              Triphala / Amla?

              I found a doctor who turned the conventional medicine around where he does chemo for a long time, then radiation, then, surgery at the end and has some improvement in outcomes. Wondering if they added fasting and nutrition to build the immune system and tumor treating fields before the chemo, and give the chemo in a way that it is targeted might they have better results even still.

              Dr. Truty also decided to prescribe his patients chemotherapy right away, rather than as a follow-up to surgery. That way, the drugs would have a chance to shrink the tumor and hunt down cancer cells that had spread far away from the pancreas. Moreover, the four months or so of chemotherapy allowed his patients to get in better shape.

              “We put them through physical therapy, meet with the nutritionist, the dietitians,” he says. “We get their symptoms under control, and then they go into the operation in significantly better shape to tolerate that procedure, both physically and psychologically.”

              Dr. Truty follows chemotherapy with radiation therapy, primarily to kill cancer cells at the site of the operation. That allows him to perform much more aggressive operations than were previously possible. If there’s still no sign the cancer has spread, and the patient’s strength holds out, Dr. Truty performs surgery, including extensive procedures that few other doctors attempt.

              “Half of my practice is patients who have been deemed unresectable after being seen elsewhere,” he says. “These are patients that have been told they have no hope. We’re now doing complex vascular resections, both of the veins that supply and drain the intestines and liver, as well tumors involving critical arteries.”

  6. In Australia and NZ we have a vegetable called silverbeet, does anyone know what the name is for this vegetable in the USA – it can be confusing and I am asking as some leafy green vegetables such as spinach shouldn’t be eaten daily and I need to know if silverbeet is one if them

  7. This weekend’s research for Pancreatic Cancer, I came to respect Mushrooms.

    I think I am beginning to understand the Beta Glucan debate is bigger than the isolate.

    Learned a lot.

  8. I am going to tell you that today was a roller coaster with my dog. Right now, he looks amazing, but the night before, he suddenly was breathing as if he had lung or heart problems and if it is slowly filling up in his heart. I bought some Serrapeptase, which could help if it is lung, but the risk is bleeding.

    This morning, there was blood on the floor where he was laying, so I gave him the little red Dragon’s blood and Myrrh pill from the Yunnan Baiyao package.

    The bleeding stopped immediately and he looked good again.

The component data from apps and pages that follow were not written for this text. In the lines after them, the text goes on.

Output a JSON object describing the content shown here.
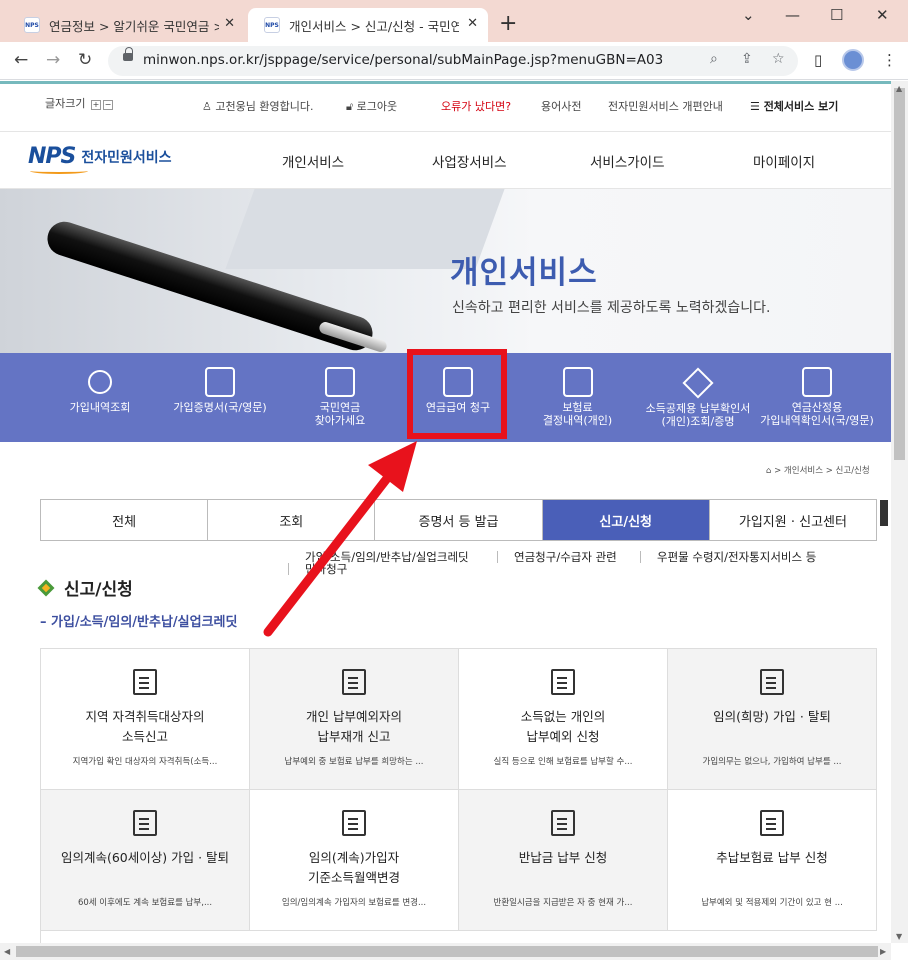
{
  "browser": {
    "tabs": [
      {
        "favicon": "NPS",
        "title": "연금정보 > 알기쉬운 국민연금 > 연금제도",
        "close": "✕"
      },
      {
        "favicon": "NPS",
        "title": "개인서비스 > 신고/신청 - 국민연금",
        "close": "✕"
      }
    ],
    "new_tab": "+",
    "window_controls": {
      "minimize": "—",
      "maximize": "☐",
      "close": "✕",
      "dropdown": "⌄"
    },
    "nav": {
      "back": "←",
      "forward": "→",
      "reload": "↻"
    },
    "url": "minwon.nps.or.kr/jsppage/service/personal/subMainPage.jsp?menuGBN=A03",
    "icons": {
      "zoom": "⌕",
      "share": "⇪",
      "bookmark": "☆",
      "sidepanel": "▯",
      "menu": "⋮"
    }
  },
  "utility": {
    "font_size_label": "글자크기",
    "plus": "+",
    "minus": "−",
    "greeting": "고천웅님 환영합니다.",
    "logout": "로그아웃",
    "error_report": "오류가 났다면?",
    "glossary": "용어사전",
    "renewal_notice": "전자민원서비스 개편안내",
    "all_services": "☰ 전체서비스 보기"
  },
  "logo": {
    "mark": "NPS",
    "text": "전자민원서비스"
  },
  "gnb": [
    "개인서비스",
    "사업장서비스",
    "서비스가이드",
    "마이페이지"
  ],
  "banner": {
    "title": "개인서비스",
    "subtitle": "신속하고 편리한 서비스를 제공하도록 노력하겠습니다."
  },
  "quick_menu": [
    {
      "line1": "가입내역조회",
      "line2": ""
    },
    {
      "line1": "가입증명서(국/영문)",
      "line2": ""
    },
    {
      "line1": "국민연금",
      "line2": "찾아가세요"
    },
    {
      "line1": "연금급여 청구",
      "line2": ""
    },
    {
      "line1": "보험료",
      "line2": "결정내역(개인)"
    },
    {
      "line1": "소득공제용 납부확인서",
      "line2": "(개인)조회/증명"
    },
    {
      "line1": "연금산정용",
      "line2": "가입내역확인서(국/영문)"
    }
  ],
  "breadcrumb": {
    "home_icon": "⌂",
    "path": " > 개인서비스 > 신고/신청"
  },
  "tabs": [
    "전체",
    "조회",
    "증명서 등 발급",
    "신고/신청",
    "가입지원 · 신고센터"
  ],
  "active_tab": "신고/신청",
  "subnav": [
    "가입/소득/임의/반추납/실업크레딧",
    "연금청구/수급자 관련",
    "우편물 수령지/전자통지서비스 등",
    "민사청구"
  ],
  "section": {
    "title": "신고/신청",
    "subtitle": "가입/소득/임의/반추납/실업크레딧",
    "dash": "–"
  },
  "cards": [
    {
      "title1": "지역 자격취득대상자의",
      "title2": "소득신고",
      "desc": "지역가입 확인 대상자의 자격취득(소득..."
    },
    {
      "title1": "개인 납부예외자의",
      "title2": "납부재개 신고",
      "desc": "납부예외 중 보험료 납부를 희망하는 ..."
    },
    {
      "title1": "소득없는 개인의",
      "title2": "납부예외 신청",
      "desc": "실직 등으로 인해 보험료를 납부할 수..."
    },
    {
      "title1": "임의(희망) 가입 · 탈퇴",
      "title2": "",
      "desc": "가입의무는 없으나, 가입하여 납부를 ..."
    },
    {
      "title1": "임의계속(60세이상) 가입 · 탈퇴",
      "title2": "",
      "desc": "60세 이후에도 계속 보험료를 납부,..."
    },
    {
      "title1": "임의(계속)가입자",
      "title2": "기준소득월액변경",
      "desc": "임의/임의계속 가입자의 보험료를 변경..."
    },
    {
      "title1": "반납금 납부 신청",
      "title2": "",
      "desc": "반환일시금을 지급받은 자 중 현재 가..."
    },
    {
      "title1": "추납보험료 납부 신청",
      "title2": "",
      "desc": "납부예외 및 적용제외 기간이 있고 현 ..."
    }
  ],
  "colors": {
    "quick_menu_bg": "#6474c4",
    "active_tab_bg": "#4a5fb8",
    "highlight_red": "#e8121c",
    "banner_title": "#3d5cb0"
  }
}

    I ended up watching the Ted Talk on why dogs don’t live forever and they said that Purdue did a study where if people add vegetables to the kibble, the dogs were 90% less likely to get Cancer. That is what I am going to say to the vet. I am going to make a print out and give it to him to post on his wall.

    I could have gotten people to give him vegetables and I might not be going through this.

    The thing is, he used to eat vegetables, but he has been fussier since he got sick.

    Until tonight…..

    I dropped a few carrots and he got up came over and ate them. Then, I offered him some broccoli and tri-color peppers and he would have eaten the whole package of broccoli.

    My dog’s personality is coming back.

Leave a Reply

Your email address will not be published. Required fields are marked *

Pin It on Pinterest

Share This